But one local mother knows what it means better than most. The brothers are her sons, and they've been forced into an extraordinary situation: Taking turns saving each other's life.
Kristina Smith is at the breaking point and her family is on the brink. Hope is a slippery thing, and Smith is hanging on for dear life.
"it's the hardest thing I hope I ever have to do," Smith said.
Her boys are Smith's salvation. They are away from her now, staying with family. The brothers are thick as thieves.
"Best friends for life, and you're supposed to look out for each other," said Noah.
They're growing up sooner than they should, missing their mother and keeping each other alive.
Smith is in Seattle tending to Liam, her two year old who is puffed up from steroids and fighting a disease as nasty and deadly as its name.

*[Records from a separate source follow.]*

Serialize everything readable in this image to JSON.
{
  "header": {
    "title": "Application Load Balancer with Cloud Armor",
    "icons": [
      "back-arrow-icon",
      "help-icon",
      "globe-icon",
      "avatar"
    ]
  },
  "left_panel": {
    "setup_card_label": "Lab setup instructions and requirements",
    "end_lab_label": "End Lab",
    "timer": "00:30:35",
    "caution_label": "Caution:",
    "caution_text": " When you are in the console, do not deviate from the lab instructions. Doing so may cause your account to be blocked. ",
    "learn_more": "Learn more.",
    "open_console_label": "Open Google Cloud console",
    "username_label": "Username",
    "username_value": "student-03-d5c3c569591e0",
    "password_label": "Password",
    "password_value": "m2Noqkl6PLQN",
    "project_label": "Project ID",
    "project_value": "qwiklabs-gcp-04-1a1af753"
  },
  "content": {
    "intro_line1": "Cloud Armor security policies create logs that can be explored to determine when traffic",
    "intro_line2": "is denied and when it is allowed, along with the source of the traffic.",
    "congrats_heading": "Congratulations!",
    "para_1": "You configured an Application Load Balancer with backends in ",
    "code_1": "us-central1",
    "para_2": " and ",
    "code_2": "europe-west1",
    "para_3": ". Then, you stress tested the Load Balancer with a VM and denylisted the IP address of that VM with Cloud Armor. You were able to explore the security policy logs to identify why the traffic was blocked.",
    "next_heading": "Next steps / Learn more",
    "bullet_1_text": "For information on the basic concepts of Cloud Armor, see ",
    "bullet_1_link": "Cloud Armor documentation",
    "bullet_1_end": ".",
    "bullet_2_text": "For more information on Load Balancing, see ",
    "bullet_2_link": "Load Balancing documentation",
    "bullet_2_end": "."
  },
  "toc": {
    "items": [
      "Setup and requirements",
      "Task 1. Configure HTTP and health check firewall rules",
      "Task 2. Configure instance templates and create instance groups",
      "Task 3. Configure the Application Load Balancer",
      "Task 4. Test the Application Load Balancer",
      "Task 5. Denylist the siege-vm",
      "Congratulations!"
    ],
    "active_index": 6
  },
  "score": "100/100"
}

It's called hemophagocytic lymphohistiocytosis. With it, the immune system turns on, but can't turn off. So the body is at war with itself, attacking its own organs.
"In it's full form, these are the sickest kids you will see. They're very very ill," Liam's doctor said.
The only chance is a bone marrow transplant. It was Hunter who stepped up the first time a year ago.
"They stuck a -- they never really told me what it was -- like a big needle, into my back right there. There's still lumps right there from it," Hunter said.
This time Noah will step up as the marrow donor.
"Just saving Liam," Noah said. "And I love him so much. He means everything,"
Big brothers need to be brave, but it's tough.
"These boys don't even, it's not even a question to them. They just do it. We're going to save our brother's life and I couldn't ask for more. I'm so proud to be their mother," Smith.
Liam has been sick his whole life, and he hasn't been outdoors for 6 months. But he likes to wrestle around with is brothers, has a thing for Elmo and when he dances, the whole world lights up.
Noah arrives early on the morning of the transplant to do the things he needs to do. For Liam, it's another morning in the hospital.
He doesn't know he's waiting to have his life saved.
Two hours later, Noah emerges. He's pale and groggy, but proud of himself.
"Makes me really happy," he said. "That's the whole reason I did it, to save him."
The marrow arrives in bags, scarlet drops of hope passing from one brother to another.
It's a gift as profound as brotherhood itself.
"After I give you this boo, you can go home, you can go play, you can go outside," Noah said to his little brother.
Smith is full of love, family and hope, and she continues to believe things will be alright.
"I can't give up, that's just not an option," she said. "And I want them to know that. I don't want them ever to give up on anything."
So far, little Liam is doing well. He's out of the hospital and staying in the Ronald McDonald house with his mom. The rest of the boys are still living with relatives in Woodland.